Venus sits very low to the western evening horizon in early October and is unobservable in darkness from UK latitudes. The planet also moves into inferior conjunction, on the 26th of October, so starts to appear in the morning sky after this.  It becomes obvious just before dawn from the end of the first week of November and will improve throughout the month. By mid-November Venus rises nearly two and a half hours before the Sun and reaches nearly 20 degrees of elevation by sunrise. Even accounting for atmospheric extinction-effects Venus will shine brighter than magnitude -4 and will be a magnificent sight sitting very close to the star Spica for the rest of the month.
As darkness fall in early October, Mars becomes visible low in the south-east and transits, due south, around 2000 UT. Initially Mars is still low at transit, around 15 degrees above the horizon for mid-UK latitudes, however elevation improves night on night and by early November elevation is above 20 degrees transiting at 1900 UT and by month’s-end this is just less than 30 degrees at 1815 UT. Brightness falls from magnitude -1.3 to 0.0 and apparent size from 16 arcseconds to just under 10 in the period meaning that there is still plenty to see here, especially with the improved elevation in British skies.
At the start of October Jupiter may be seen fleetingly, very low in the south-west shortly after sunset but is soon lost as the period progresses; moving into conjunction, behind the Sun on November 20th. It is a potential daytime target, especially during October but, I must stress, it soon gets dangerously close to the Sun and the risk of permanent eye damage is very real when trying to find it. A well aligned mount with accurate go-to capabilities can be reasonably safe and Jupiter responds well to daylight imaging with an infrared band filter but Do Take Care.
It is a similar story for Saturn however that planet can at least be seen from twilight and on into full darkness, low in the south-west from the start of the period shortly after sunset. By November Saturn itself sets around 1930 UT and by 1555 UT at the end of the month so is best seen in early October or, like Jupiter, with care in daylight.
Uranus is very well placed for observation all night in this period as it is at opposition on the 24th of October.

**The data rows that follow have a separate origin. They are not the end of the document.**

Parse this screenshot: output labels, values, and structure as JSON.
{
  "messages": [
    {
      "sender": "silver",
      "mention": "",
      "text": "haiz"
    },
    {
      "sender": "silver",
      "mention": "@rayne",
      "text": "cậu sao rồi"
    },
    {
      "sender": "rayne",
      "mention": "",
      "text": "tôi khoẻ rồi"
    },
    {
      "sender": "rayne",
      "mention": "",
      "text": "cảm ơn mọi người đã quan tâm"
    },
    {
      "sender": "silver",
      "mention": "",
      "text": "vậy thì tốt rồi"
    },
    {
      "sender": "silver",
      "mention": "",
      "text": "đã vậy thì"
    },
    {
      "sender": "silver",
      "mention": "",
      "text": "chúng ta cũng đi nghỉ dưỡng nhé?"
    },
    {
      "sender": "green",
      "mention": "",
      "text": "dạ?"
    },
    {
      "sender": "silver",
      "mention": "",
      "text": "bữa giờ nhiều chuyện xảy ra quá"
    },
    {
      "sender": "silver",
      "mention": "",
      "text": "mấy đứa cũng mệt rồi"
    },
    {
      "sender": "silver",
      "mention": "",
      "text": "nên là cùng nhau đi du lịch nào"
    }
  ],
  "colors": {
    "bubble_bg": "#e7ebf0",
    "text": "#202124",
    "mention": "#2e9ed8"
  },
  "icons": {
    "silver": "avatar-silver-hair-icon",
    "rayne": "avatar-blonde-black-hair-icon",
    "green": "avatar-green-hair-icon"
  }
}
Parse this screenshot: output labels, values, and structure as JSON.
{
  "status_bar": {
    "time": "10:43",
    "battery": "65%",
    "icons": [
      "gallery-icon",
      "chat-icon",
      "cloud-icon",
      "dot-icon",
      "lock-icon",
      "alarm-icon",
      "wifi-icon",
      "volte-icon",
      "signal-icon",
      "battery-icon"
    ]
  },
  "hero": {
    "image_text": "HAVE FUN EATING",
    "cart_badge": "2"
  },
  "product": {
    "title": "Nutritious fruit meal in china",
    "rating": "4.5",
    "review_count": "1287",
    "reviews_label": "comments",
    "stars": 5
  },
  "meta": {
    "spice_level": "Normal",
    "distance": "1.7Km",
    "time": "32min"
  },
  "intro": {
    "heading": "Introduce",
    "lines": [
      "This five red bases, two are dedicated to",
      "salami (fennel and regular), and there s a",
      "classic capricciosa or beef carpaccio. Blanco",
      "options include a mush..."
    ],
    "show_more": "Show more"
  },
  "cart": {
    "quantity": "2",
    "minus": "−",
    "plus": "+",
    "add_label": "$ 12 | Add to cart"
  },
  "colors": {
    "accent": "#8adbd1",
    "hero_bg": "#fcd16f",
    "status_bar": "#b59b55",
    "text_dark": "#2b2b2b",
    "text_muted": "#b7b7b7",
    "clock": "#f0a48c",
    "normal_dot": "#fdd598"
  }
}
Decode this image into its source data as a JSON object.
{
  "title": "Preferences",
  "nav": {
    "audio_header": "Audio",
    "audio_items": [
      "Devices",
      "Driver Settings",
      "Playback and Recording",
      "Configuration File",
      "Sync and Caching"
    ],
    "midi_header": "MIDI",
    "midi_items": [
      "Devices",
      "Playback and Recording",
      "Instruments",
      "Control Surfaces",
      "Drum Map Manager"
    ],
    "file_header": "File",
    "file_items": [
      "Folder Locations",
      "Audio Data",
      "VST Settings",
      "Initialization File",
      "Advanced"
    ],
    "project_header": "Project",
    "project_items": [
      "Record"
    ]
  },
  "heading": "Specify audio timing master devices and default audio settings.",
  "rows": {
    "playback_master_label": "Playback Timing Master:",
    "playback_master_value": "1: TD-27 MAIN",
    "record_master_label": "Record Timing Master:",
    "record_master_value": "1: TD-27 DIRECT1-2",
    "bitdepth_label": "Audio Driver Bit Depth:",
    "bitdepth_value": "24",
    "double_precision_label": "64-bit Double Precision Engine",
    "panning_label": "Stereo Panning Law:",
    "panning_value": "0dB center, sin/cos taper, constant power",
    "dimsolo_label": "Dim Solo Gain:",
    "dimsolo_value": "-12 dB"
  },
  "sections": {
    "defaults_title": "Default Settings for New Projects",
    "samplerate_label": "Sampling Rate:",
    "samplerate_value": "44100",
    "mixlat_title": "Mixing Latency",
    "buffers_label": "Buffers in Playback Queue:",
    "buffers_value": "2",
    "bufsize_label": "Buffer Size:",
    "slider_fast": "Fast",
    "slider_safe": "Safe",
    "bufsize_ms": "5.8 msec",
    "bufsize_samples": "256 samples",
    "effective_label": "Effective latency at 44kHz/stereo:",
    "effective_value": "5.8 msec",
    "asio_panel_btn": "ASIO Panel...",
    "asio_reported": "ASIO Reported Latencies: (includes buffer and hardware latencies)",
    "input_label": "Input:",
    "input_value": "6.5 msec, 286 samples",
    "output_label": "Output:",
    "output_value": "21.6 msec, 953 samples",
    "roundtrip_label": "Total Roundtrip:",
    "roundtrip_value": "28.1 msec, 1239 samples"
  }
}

Its south-transit times (UT) are 0126 on 1st Oct; 0030 on 15th Oct; 2316 on 1st Nov; 2219 on 15th Nov and 2117 on the 30th. Throughout the period Uranus is at nearly 50 degrees of elevation as it transits. At magnitude +5.7 and 3.7 arcseconds in size it may be seen by the naked eye from a dark site, close to the border between Cetus and Pisces, but is best seen telescopically. It can be distinguished from the background stars as it appears distinctly blue-green, a very odd colour for a star, and at low magnification will look slightly unfocussed compared with the true stars surrounding it; higher magnification will reveal its disc. Larger aperture telescopes and suitable monochrome planetary cameras using infra-red filters may reveal cloud features on this distant world while colour cameras may show banding or shading from equator to pole.
Similar equipment may reveal clouds on Neptune if the seeing conditions are good however Neptune is past opposition so is now transiting well before midnight and should be observed before Uranus. Find it just under 3 degrees east of the star Hydor in Aquarius in early October, reducing to 2 degrees east by the end of the period. At Magnitude +7.8 and 2.4 arcseconds in size Neptune is a telescopic object only but shows a jewel like azure-blue colour and is worth seeking out. Imagers who capture detail on either of the ice giants should try to also capture an identifiable moon of either planet within the image as this allows very accurate timing of the image and therefore determination of the position of clouds and subsequently of atmospheric drift rates.